======== Entries provided
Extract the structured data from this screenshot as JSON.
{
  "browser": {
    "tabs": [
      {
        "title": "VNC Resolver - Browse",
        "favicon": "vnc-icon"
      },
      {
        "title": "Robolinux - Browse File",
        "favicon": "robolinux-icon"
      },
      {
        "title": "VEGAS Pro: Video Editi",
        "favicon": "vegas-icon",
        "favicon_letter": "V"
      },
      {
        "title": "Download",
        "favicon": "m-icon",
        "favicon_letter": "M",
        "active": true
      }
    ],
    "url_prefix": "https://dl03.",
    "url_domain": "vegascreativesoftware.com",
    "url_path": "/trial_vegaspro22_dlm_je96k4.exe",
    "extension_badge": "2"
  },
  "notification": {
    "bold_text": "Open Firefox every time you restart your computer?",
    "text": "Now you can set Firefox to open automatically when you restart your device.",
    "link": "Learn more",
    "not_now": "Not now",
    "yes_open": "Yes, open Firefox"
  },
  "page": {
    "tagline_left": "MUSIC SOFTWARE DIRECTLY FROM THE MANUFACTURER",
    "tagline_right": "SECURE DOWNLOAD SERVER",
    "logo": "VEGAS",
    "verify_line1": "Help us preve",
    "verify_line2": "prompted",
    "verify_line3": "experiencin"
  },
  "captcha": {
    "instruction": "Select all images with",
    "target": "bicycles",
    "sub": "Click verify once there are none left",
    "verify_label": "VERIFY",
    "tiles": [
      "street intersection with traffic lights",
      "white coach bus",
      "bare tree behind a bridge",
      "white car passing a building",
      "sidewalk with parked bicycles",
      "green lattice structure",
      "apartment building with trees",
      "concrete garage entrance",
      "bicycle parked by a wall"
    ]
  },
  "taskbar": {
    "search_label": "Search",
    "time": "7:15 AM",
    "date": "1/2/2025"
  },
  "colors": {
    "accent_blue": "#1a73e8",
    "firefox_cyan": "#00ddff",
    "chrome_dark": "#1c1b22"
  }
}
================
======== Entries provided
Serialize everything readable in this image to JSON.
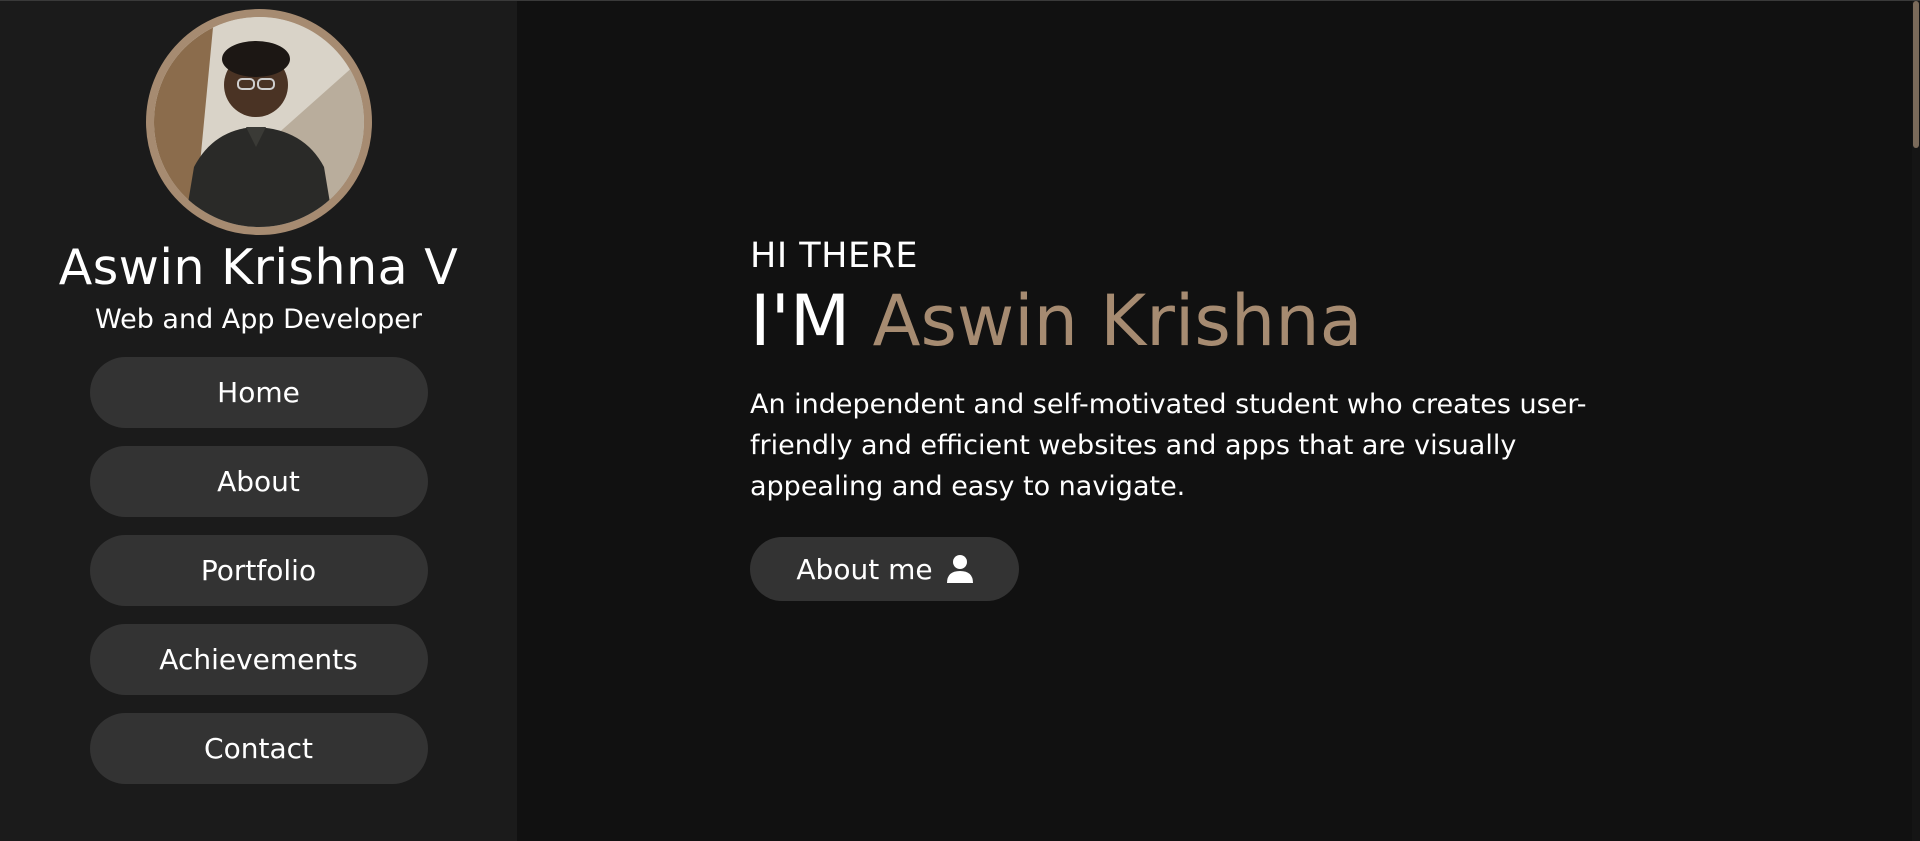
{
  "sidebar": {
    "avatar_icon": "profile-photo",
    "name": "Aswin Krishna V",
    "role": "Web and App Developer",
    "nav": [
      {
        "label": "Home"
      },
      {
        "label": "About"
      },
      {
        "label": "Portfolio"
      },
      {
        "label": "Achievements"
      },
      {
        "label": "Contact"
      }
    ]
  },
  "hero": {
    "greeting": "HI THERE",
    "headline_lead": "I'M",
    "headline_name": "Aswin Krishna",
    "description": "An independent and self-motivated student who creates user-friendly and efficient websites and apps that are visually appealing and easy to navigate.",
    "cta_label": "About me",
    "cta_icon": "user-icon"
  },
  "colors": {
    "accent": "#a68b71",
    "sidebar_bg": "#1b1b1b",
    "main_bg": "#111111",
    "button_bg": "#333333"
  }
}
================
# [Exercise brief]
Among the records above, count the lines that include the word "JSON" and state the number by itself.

# [Solution]
2